This routine, too, is flat out dance all the time, and it’s a style I adore. I’m so impressed at their facility with the canes, although this highlights the fact that the dancers moves don’t match; Tanisha twists hers to the side as Rudy lifts his straight above. Usually dancers strive to eliminate these kind of distinctions, right? Between the drive and all the complicated fun choreography, I still love it – and some aspects are better matched, like the spins and the aerials – but I can’t help expecting that the dancers will get slammed. It doesn’t look like Tanisha even tries to execute the soft shoe section, for one thing. I’m sounding like I wasn’t a fan, which is wrong; I can love and still see the faults.
I am completely wrong about the critical reaction; all three judges are on their feet as the crowd cheers wildly. Misty actually raises it as a positive that they danced in unison but executed the moves differently. I’m baffled again. She thinks Broadway’s perfect for Rudy. For her part, Mary was dancing along in her seat. It was a showstopper she says. (Well. Literally it was end of the show…) Tanisha’s terrific (yes) and Rudy has dance running through his veins. Rudy cannot stop making weird faces at the audience; I think maybe it’s his family, but he also seems to be pointing to Warren so I’m at a loss. We get a long story from Nigel about how he gave Warren a tap trophy 30 years ago, and the young man went on to fame and fortune and an assistant-ship with Susan Stroman. It doesn’t seem like the timing could be right for him to be in the original cast of Cats, but okay. Anyway, he praises Tanisha’s technique before continuing his odd insistence that Rudy’s lack of technique is irrelevant because he is – and I quote – such a shining light and “lovable character.” Okay, Nigel, I know you’re a producer, but he’s not a character on your show. He’s a person.
Anyway. Cat sidles over and wheedles a little information out of Rudy on the subject of (you guessed it) a special girlie that he likes. What is it about Jacque that makes his light shine that much brighter? “She’s perfect,” he sighs.

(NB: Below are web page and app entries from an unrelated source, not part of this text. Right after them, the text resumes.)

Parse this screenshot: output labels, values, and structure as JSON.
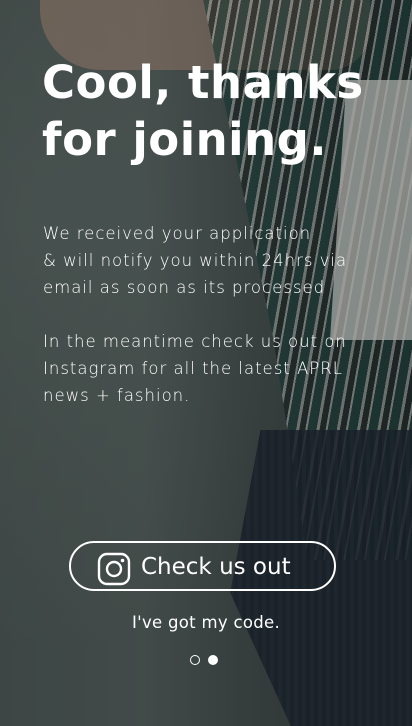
{
  "title": {
    "line1": "Cool, thanks",
    "line2": "for joining."
  },
  "message": {
    "para1": [
      "We received your application",
      "& will notify you within 24hrs via",
      "email as soon as its processed"
    ],
    "para2": [
      "In the meantime check us out on",
      "Instagram for all the latest APRL",
      "news + fashion."
    ]
  },
  "cta": {
    "label": "Check us out",
    "icon": "instagram-icon"
  },
  "secondary_link": "I've got my code.",
  "pagination": {
    "total": 2,
    "active": 2
  },
  "colors": {
    "text": "#ffffff",
    "shirt_accent": "#16463f"
  }
}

Cue the “aw.”
Cat reads us a tweet from Wednesday morning. “Almost one year ago Amy Yakima and Robert Roldan danced to “Say Something” on So You Think You Can Dance and our lives changed forever.” Aw! A Great Big World performs their hit with a string quartet and the West Los Angeles Children’s’ Choir, which is pretty great.
And then Nigel gets down to business. The judges have decided to just eliminate the dancers with the lowest vote total, which happens to correspond to the two dancers they slammed most out of the bottom six: Jourdan and Stanley. Aw. Sunny/funny/fierce Stanley reprises his stomp on the stage (“this? this is home”) and both dancers talk about how they’ve loved the experience and their fellow competitors. Well, you can both hold your heads up, guys. You may have been undone by difficult routines, but you both still shone.
Tune in next week to see if Jessica continues her role as a partner-killer; she’ll be dancing with the object of the judges most recent ire, Marcquet. I’m rooting for you, dude, but the odds don’t look like they’re in your favor.